### [Data for this task]
● ● ●
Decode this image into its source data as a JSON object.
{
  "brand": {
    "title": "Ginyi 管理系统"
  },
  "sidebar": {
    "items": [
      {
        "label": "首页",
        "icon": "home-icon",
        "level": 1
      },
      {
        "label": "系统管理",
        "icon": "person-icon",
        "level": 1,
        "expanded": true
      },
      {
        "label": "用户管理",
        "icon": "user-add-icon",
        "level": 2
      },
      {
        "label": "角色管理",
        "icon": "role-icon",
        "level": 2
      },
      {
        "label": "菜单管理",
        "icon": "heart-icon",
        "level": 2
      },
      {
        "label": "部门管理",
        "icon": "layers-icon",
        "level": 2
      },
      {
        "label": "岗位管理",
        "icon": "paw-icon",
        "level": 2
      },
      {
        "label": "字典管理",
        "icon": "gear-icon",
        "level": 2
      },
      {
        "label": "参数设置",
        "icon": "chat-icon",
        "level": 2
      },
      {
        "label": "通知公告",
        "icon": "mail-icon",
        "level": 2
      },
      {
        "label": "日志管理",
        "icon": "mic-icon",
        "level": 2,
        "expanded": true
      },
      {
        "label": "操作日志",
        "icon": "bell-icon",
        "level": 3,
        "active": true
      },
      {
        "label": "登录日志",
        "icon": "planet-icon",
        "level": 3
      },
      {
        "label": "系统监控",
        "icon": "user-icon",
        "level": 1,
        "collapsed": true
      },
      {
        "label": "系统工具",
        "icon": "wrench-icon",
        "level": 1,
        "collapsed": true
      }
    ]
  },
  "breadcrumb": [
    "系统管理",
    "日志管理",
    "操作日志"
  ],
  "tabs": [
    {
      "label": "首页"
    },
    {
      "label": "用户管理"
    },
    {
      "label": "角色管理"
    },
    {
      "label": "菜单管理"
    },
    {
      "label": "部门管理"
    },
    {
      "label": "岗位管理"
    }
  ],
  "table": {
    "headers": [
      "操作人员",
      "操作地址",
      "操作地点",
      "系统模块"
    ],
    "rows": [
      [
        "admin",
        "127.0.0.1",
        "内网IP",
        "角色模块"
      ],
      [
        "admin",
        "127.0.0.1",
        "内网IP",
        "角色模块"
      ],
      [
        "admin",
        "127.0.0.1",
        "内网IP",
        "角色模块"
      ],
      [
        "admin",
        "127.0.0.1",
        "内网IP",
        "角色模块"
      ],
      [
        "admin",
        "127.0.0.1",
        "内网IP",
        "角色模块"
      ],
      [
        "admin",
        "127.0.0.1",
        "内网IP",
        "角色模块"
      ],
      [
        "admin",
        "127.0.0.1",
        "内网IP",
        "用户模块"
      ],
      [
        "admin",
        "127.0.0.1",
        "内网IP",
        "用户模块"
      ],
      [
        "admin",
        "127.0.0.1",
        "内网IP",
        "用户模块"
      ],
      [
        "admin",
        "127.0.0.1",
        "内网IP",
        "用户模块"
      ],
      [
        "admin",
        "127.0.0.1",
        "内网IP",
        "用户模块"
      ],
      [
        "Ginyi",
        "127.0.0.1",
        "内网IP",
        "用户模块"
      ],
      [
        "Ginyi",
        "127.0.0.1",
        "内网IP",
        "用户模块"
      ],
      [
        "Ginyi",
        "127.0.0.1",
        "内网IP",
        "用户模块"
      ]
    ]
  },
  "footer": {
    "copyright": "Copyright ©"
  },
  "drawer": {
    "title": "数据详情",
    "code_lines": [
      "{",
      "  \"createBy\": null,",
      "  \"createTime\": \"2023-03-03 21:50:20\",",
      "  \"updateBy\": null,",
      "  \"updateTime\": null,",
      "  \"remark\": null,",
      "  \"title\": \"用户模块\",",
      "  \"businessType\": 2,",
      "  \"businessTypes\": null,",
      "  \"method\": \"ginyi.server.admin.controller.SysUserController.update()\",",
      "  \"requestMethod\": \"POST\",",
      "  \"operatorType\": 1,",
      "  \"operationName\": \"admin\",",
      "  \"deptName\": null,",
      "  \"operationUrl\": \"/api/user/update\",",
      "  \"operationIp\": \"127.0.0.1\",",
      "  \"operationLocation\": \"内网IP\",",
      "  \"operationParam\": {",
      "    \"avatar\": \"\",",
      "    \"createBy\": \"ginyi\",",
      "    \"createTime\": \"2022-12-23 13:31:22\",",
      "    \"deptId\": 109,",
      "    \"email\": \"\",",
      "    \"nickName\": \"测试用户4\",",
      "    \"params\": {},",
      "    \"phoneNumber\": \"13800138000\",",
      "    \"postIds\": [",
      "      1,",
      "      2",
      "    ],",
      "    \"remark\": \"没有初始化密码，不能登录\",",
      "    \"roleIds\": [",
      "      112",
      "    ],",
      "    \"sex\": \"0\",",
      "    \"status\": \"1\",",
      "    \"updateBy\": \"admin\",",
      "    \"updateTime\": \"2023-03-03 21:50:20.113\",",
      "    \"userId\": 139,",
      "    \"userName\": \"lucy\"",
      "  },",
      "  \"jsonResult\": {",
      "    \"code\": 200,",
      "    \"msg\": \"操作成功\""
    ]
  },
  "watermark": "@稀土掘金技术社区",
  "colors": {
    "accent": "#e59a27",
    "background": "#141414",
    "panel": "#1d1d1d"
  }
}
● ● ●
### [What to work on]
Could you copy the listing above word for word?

### [Exercise response]
Decode this image into its source data as a JSON object.
{
  "brand": {
    "title": "Ginyi 管理系统"
  },
  "sidebar": {
    "items": [
      {
        "label": "首页",
        "icon": "home-icon",
        "level": 1
      },
      {
        "label": "系统管理",
        "icon": "person-icon",
        "level": 1,
        "expanded": true
      },
      {
        "label": "用户管理",
        "icon": "user-add-icon",
        "level": 2
      },
      {
        "label": "角色管理",
        "icon": "role-icon",
        "level": 2
      },
      {
        "label": "菜单管理",
        "icon": "heart-icon",
        "level": 2
      },
      {
        "label": "部门管理",
        "icon": "layers-icon",
        "level": 2
      },
      {
        "label": "岗位管理",
        "icon": "paw-icon",
        "level": 2
      },
      {
        "label": "字典管理",
        "icon": "gear-icon",
        "level": 2
      },
      {
        "label": "参数设置",
        "icon": "chat-icon",
        "level": 2
      },
      {
        "label": "通知公告",
        "icon": "mail-icon",
        "level": 2
      },
      {
        "label": "日志管理",
        "icon": "mic-icon",
        "level": 2,
        "expanded": true
      },
      {
        "label": "操作日志",
        "icon": "bell-icon",
        "level": 3,
        "active": true
      },
      {
        "label": "登录日志",
        "icon": "planet-icon",
        "level": 3
      },
      {
        "label": "系统监控",
        "icon": "user-icon",
        "level": 1,
        "collapsed": true
      },
      {
        "label": "系统工具",
        "icon": "wrench-icon",
        "level": 1,
        "collapsed": true
      }
    ]
  },
  "breadcrumb": [
    "系统管理",
    "日志管理",
    "操作日志"
  ],
  "tabs": [
    {
      "label": "首页"
    },
    {
      "label": "用户管理"
    },
    {
      "label": "角色管理"
    },
    {
      "label": "菜单管理"
    },
    {
      "label": "部门管理"
    },
    {
      "label": "岗位管理"
    }
  ],
  "table": {
    "headers": [
      "操作人员",
      "操作地址",
      "操作地点",
      "系统模块"
    ],
    "rows": [
      [
        "admin",
        "127.0.0.1",
        "内网IP",
        "角色模块"
      ],
      [
        "admin",
        "127.0.0.1",
        "内网IP",
        "角色模块"
      ],
      [
        "admin",
        "127.0.0.1",
        "内网IP",
        "角色模块"
      ],
      [
        "admin",
        "127.0.0.1",
        "内网IP",
        "角色模块"
      ],
      [
        "admin",
        "127.0.0.1",
        "内网IP",
        "角色模块"
      ],
      [
        "admin",
        "127.0.0.1",
        "内网IP",
        "角色模块"
      ],
      [
        "admin",
        "127.0.0.1",
        "内网IP",
        "用户模块"
      ],
      [
        "admin",
        "127.0.0.1",
        "内网IP",
        "用户模块"
      ],
      [
        "admin",
        "127.0.0.1",
        "内网IP",
        "用户模块"
      ],
      [
        "admin",
        "127.0.0.1",
        "内网IP",
        "用户模块"
      ],
      [
        "admin",
        "127.0.0.1",
        "内网IP",
        "用户模块"
      ],
      [
        "Ginyi",
        "127.0.0.1",
        "内网IP",
        "用户模块"
      ],
      [
        "Ginyi",
        "127.0.0.1",
        "内网IP",
        "用户模块"
      ],
      [
        "Ginyi",
        "127.0.0.1",
        "内网IP",
        "用户模块"
      ]
    ]
  },
  "footer": {
    "copyright": "Copyright ©"
  },
  "drawer": {
    "title": "数据详情",
    "code_lines": [
      "{",
      "  \"createBy\": null,",
      "  \"createTime\": \"2023-03-03 21:50:20\",",
      "  \"updateBy\": null,",
      "  \"updateTime\": null,",
      "  \"remark\": null,",
      "  \"title\": \"用户模块\",",
      "  \"businessType\": 2,",
      "  \"businessTypes\": null,",
      "  \"method\": \"ginyi.server.admin.controller.SysUserController.update()\",",
      "  \"requestMethod\": \"POST\",",
      "  \"operatorType\": 1,",
      "  \"operationName\": \"admin\",",
      "  \"deptName\": null,",
      "  \"operationUrl\": \"/api/user/update\",",
      "  \"operationIp\": \"127.0.0.1\",",
      "  \"operationLocation\": \"内网IP\",",
      "  \"operationParam\": {",
      "    \"avatar\": \"\",",
      "    \"createBy\": \"ginyi\",",
      "    \"createTime\": \"2022-12-23 13:31:22\",",
      "    \"deptId\": 109,",
      "    \"email\": \"\",",
      "    \"nickName\": \"测试用户4\",",
      "    \"params\": {},",
      "    \"phoneNumber\": \"13800138000\",",
      "    \"postIds\": [",
      "      1,",
      "      2",
      "    ],",
      "    \"remark\": \"没有初始化密码，不能登录\",",
      "    \"roleIds\": [",
      "      112",
      "    ],",
      "    \"sex\": \"0\",",
      "    \"status\": \"1\",",
      "    \"updateBy\": \"admin\",",
      "    \"updateTime\": \"2023-03-03 21:50:20.113\",",
      "    \"userId\": 139,",
      "    \"userName\": \"lucy\"",
      "  },",
      "  \"jsonResult\": {",
      "    \"code\": 200,",
      "    \"msg\": \"操作成功\""
    ]
  },
  "watermark": "@稀土掘金技术社区",
  "colors": {
    "accent": "#e59a27",
    "background": "#141414",
    "panel": "#1d1d1d"
  }
}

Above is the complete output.